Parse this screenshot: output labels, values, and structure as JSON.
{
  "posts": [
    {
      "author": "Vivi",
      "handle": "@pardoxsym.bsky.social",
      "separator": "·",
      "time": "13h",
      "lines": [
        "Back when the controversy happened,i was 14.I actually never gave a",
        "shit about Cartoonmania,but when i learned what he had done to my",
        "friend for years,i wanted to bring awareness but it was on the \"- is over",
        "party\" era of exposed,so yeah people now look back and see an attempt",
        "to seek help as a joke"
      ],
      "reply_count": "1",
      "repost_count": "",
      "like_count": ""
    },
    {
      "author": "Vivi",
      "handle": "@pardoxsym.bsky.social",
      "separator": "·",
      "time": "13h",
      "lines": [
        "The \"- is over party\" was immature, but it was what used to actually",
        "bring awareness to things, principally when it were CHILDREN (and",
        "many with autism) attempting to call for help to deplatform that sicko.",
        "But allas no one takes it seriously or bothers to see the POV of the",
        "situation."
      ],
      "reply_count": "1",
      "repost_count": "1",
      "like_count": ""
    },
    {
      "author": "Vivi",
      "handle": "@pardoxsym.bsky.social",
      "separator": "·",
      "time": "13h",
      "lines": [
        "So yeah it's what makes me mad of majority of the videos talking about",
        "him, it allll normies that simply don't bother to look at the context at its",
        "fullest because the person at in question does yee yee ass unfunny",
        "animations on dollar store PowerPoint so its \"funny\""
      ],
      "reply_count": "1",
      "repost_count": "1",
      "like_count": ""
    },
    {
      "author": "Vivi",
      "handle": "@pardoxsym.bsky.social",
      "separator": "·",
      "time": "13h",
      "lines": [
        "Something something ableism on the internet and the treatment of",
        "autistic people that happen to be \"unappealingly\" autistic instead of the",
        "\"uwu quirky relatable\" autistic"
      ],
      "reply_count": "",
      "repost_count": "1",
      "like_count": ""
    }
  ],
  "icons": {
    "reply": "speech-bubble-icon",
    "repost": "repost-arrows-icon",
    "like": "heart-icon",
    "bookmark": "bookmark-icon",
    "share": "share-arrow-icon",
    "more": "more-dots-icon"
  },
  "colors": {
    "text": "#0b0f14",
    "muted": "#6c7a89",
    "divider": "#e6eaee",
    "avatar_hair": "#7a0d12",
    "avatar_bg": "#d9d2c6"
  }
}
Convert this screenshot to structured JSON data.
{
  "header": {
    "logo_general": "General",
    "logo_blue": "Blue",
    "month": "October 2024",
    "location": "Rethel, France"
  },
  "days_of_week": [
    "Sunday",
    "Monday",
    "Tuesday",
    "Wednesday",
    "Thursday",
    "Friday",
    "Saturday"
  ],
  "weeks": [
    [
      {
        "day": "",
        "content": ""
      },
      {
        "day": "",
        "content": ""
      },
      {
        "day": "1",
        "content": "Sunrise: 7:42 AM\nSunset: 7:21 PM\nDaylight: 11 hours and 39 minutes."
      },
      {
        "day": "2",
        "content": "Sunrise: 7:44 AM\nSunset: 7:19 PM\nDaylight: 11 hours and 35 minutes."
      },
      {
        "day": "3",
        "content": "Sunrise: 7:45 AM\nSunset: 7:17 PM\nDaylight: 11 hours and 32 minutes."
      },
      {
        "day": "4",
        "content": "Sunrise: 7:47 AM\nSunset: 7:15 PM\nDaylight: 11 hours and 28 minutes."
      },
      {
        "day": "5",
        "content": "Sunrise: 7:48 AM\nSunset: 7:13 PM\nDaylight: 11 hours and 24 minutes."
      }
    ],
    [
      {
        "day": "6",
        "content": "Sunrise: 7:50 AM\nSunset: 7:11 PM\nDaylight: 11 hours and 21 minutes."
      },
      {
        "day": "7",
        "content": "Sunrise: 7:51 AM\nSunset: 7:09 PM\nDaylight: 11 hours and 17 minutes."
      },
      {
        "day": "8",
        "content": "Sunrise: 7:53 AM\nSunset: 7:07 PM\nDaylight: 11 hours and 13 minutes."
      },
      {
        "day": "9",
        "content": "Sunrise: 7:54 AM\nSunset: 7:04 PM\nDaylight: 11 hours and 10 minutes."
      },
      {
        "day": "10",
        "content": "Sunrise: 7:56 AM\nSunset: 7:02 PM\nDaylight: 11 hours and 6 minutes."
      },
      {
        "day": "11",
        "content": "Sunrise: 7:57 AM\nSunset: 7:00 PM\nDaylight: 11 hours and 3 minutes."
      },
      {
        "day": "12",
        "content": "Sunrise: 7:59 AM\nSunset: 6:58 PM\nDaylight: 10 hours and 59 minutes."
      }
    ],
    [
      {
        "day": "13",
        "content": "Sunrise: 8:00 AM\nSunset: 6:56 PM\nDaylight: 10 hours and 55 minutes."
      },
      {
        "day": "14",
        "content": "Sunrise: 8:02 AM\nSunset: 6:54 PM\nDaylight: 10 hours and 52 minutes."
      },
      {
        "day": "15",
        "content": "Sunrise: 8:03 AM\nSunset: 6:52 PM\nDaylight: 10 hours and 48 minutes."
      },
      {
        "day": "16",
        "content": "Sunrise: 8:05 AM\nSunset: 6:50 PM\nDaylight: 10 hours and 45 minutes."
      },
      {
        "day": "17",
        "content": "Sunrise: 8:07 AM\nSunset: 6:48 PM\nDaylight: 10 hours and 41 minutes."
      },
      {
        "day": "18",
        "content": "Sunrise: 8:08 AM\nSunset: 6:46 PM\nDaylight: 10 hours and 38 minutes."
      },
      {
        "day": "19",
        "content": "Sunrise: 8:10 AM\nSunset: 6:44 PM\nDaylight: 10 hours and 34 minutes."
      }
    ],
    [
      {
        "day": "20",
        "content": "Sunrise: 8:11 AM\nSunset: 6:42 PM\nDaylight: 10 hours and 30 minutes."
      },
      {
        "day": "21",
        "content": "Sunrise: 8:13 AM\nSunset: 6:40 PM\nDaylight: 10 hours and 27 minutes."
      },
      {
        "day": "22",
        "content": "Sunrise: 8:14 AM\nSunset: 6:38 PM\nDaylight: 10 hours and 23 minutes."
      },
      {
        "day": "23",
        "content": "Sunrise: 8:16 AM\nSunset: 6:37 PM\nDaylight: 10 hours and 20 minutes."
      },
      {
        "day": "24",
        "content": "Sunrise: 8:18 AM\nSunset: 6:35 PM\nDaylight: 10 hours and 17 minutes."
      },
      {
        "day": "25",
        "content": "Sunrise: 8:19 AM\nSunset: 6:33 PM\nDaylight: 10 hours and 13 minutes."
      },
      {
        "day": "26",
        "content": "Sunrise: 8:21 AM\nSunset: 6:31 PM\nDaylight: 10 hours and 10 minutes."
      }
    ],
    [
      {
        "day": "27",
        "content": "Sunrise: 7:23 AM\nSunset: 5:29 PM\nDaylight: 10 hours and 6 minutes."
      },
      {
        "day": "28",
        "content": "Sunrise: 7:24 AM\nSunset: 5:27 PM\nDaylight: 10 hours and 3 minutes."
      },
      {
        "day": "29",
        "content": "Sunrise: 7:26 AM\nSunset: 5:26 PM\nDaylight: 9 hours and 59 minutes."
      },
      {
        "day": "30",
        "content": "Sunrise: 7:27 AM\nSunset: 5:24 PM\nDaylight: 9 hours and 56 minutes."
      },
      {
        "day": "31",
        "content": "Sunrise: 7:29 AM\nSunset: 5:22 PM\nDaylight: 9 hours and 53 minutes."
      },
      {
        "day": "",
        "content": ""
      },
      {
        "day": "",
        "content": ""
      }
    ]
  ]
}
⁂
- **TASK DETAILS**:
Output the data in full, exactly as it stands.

- **ANSWER TO THIS TASK**:
Parse this screenshot: output labels, values, and structure as JSON.
{
  "posts": [
    {
      "author": "Vivi",
      "handle": "@pardoxsym.bsky.social",
      "separator": "·",
      "time": "13h",
      "lines": [
        "Back when the controversy happened,i was 14.I actually never gave a",
        "shit about Cartoonmania,but when i learned what he had done to my",
        "friend for years,i wanted to bring awareness but it was on the \"- is over",
        "party\" era of exposed,so yeah people now look back and see an attempt",
        "to seek help as a joke"
      ],
      "reply_count": "1",
      "repost_count": "",
      "like_count": ""
    },
    {
      "author": "Vivi",
      "handle": "@pardoxsym.bsky.social",
      "separator": "·",
      "time": "13h",
      "lines": [
        "The \"- is over party\" was immature, but it was what used to actually",
        "bring awareness to things, principally when it were CHILDREN (and",
        "many with autism) attempting to call for help to deplatform that sicko.",
        "But allas no one takes it seriously or bothers to see the POV of the",
        "situation."
      ],
      "reply_count": "1",
      "repost_count": "1",
      "like_count": ""
    },
    {
      "author": "Vivi",
      "handle": "@pardoxsym.bsky.social",
      "separator": "·",
      "time": "13h",
      "lines": [
        "So yeah it's what makes me mad of majority of the videos talking about",
        "him, it allll normies that simply don't bother to look at the context at its",
        "fullest because the person at in question does yee yee ass unfunny",
        "animations on dollar store PowerPoint so its \"funny\""
      ],
      "reply_count": "1",
      "repost_count": "1",
      "like_count": ""
    },
    {
      "author": "Vivi",
      "handle": "@pardoxsym.bsky.social",
      "separator": "·",
      "time": "13h",
      "lines": [
        "Something something ableism on the internet and the treatment of",
        "autistic people that happen to be \"unappealingly\" autistic instead of the",
        "\"uwu quirky relatable\" autistic"
      ],
      "reply_count": "",
      "repost_count": "1",
      "like_count": ""
    }
  ],
  "icons": {
    "reply": "speech-bubble-icon",
    "repost": "repost-arrows-icon",
    "like": "heart-icon",
    "bookmark": "bookmark-icon",
    "share": "share-arrow-icon",
    "more": "more-dots-icon"
  },
  "colors": {
    "text": "#0b0f14",
    "muted": "#6c7a89",
    "divider": "#e6eaee",
    "avatar_hair": "#7a0d12",
    "avatar_bg": "#d9d2c6"
  }
}
Convert this screenshot to structured JSON data.
{
  "header": {
    "logo_general": "General",
    "logo_blue": "Blue",
    "month": "October 2024",
    "location": "Rethel, France"
  },
  "days_of_week": [
    "Sunday",
    "Monday",
    "Tuesday",
    "Wednesday",
    "Thursday",
    "Friday",
    "Saturday"
  ],
  "weeks": [
    [
      {
        "day": "",
        "content": ""
      },
      {
        "day": "",
        "content": ""
      },
      {
        "day": "1",
        "content": "Sunrise: 7:42 AM\nSunset: 7:21 PM\nDaylight: 11 hours and 39 minutes."
      },
      {
        "day": "2",
        "content": "Sunrise: 7:44 AM\nSunset: 7:19 PM\nDaylight: 11 hours and 35 minutes."
      },
      {
        "day": "3",
        "content": "Sunrise: 7:45 AM\nSunset: 7:17 PM\nDaylight: 11 hours and 32 minutes."
      },
      {
        "day": "4",
        "content": "Sunrise: 7:47 AM\nSunset: 7:15 PM\nDaylight: 11 hours and 28 minutes."
      },
      {
        "day": "5",
        "content": "Sunrise: 7:48 AM\nSunset: 7:13 PM\nDaylight: 11 hours and 24 minutes."
      }
    ],
    [
      {
        "day": "6",
        "content": "Sunrise: 7:50 AM\nSunset: 7:11 PM\nDaylight: 11 hours and 21 minutes."
      },
      {
        "day": "7",
        "content": "Sunrise: 7:51 AM\nSunset: 7:09 PM\nDaylight: 11 hours and 17 minutes."
      },
      {
        "day": "8",
        "content": "Sunrise: 7:53 AM\nSunset: 7:07 PM\nDaylight: 11 hours and 13 minutes."
      },
      {
        "day": "9",
        "content": "Sunrise: 7:54 AM\nSunset: 7:04 PM\nDaylight: 11 hours and 10 minutes."
      },
      {
        "day": "10",
        "content": "Sunrise: 7:56 AM\nSunset: 7:02 PM\nDaylight: 11 hours and 6 minutes."
      },
      {
        "day": "11",
        "content": "Sunrise: 7:57 AM\nSunset: 7:00 PM\nDaylight: 11 hours and 3 minutes."
      },
      {
        "day": "12",
        "content": "Sunrise: 7:59 AM\nSunset: 6:58 PM\nDaylight: 10 hours and 59 minutes."
      }
    ],
    [
      {
        "day": "13",
        "content": "Sunrise: 8:00 AM\nSunset: 6:56 PM\nDaylight: 10 hours and 55 minutes."
      },
      {
        "day": "14",
        "content": "Sunrise: 8:02 AM\nSunset: 6:54 PM\nDaylight: 10 hours and 52 minutes."
      },
      {
        "day": "15",
        "content": "Sunrise: 8:03 AM\nSunset: 6:52 PM\nDaylight: 10 hours and 48 minutes."
      },
      {
        "day": "16",
        "content": "Sunrise: 8:05 AM\nSunset: 6:50 PM\nDaylight: 10 hours and 45 minutes."
      },
      {
        "day": "17",
        "content": "Sunrise: 8:07 AM\nSunset: 6:48 PM\nDaylight: 10 hours and 41 minutes."
      },
      {
        "day": "18",
        "content": "Sunrise: 8:08 AM\nSunset: 6:46 PM\nDaylight: 10 hours and 38 minutes."
      },
      {
        "day": "19",
        "content": "Sunrise: 8:10 AM\nSunset: 6:44 PM\nDaylight: 10 hours and 34 minutes."
      }
    ],
    [
      {
        "day": "20",
        "content": "Sunrise: 8:11 AM\nSunset: 6:42 PM\nDaylight: 10 hours and 30 minutes."
      },
      {
        "day": "21",
        "content": "Sunrise: 8:13 AM\nSunset: 6:40 PM\nDaylight: 10 hours and 27 minutes."
      },
      {
        "day": "22",
        "content": "Sunrise: 8:14 AM\nSunset: 6:38 PM\nDaylight: 10 hours and 23 minutes."
      },
      {
        "day": "23",
        "content": "Sunrise: 8:16 AM\nSunset: 6:37 PM\nDaylight: 10 hours and 20 minutes."
      },
      {
        "day": "24",
        "content": "Sunrise: 8:18 AM\nSunset: 6:35 PM\nDaylight: 10 hours and 17 minutes."
      },
      {
        "day": "25",
        "content": "Sunrise: 8:19 AM\nSunset: 6:33 PM\nDaylight: 10 hours and 13 minutes."
      },
      {
        "day": "26",
        "content": "Sunrise: 8:21 AM\nSunset: 6:31 PM\nDaylight: 10 hours and 10 minutes."
      }
    ],
    [
      {
        "day": "27",
        "content": "Sunrise: 7:23 AM\nSunset: 5:29 PM\nDaylight: 10 hours and 6 minutes."
      },
      {
        "day": "28",
        "content": "Sunrise: 7:24 AM\nSunset: 5:27 PM\nDaylight: 10 hours and 3 minutes."
      },
      {
        "day": "29",
        "content": "Sunrise: 7:26 AM\nSunset: 5:26 PM\nDaylight: 9 hours and 59 minutes."
      },
      {
        "day": "30",
        "content": "Sunrise: 7:27 AM\nSunset: 5:24 PM\nDaylight: 9 hours and 56 minutes."
      },
      {
        "day": "31",
        "content": "Sunrise: 7:29 AM\nSunset: 5:22 PM\nDaylight: 9 hours and 53 minutes."
      },
      {
        "day": "",
        "content": ""
      },
      {
        "day": "",
        "content": ""
      }
    ]
  ]
}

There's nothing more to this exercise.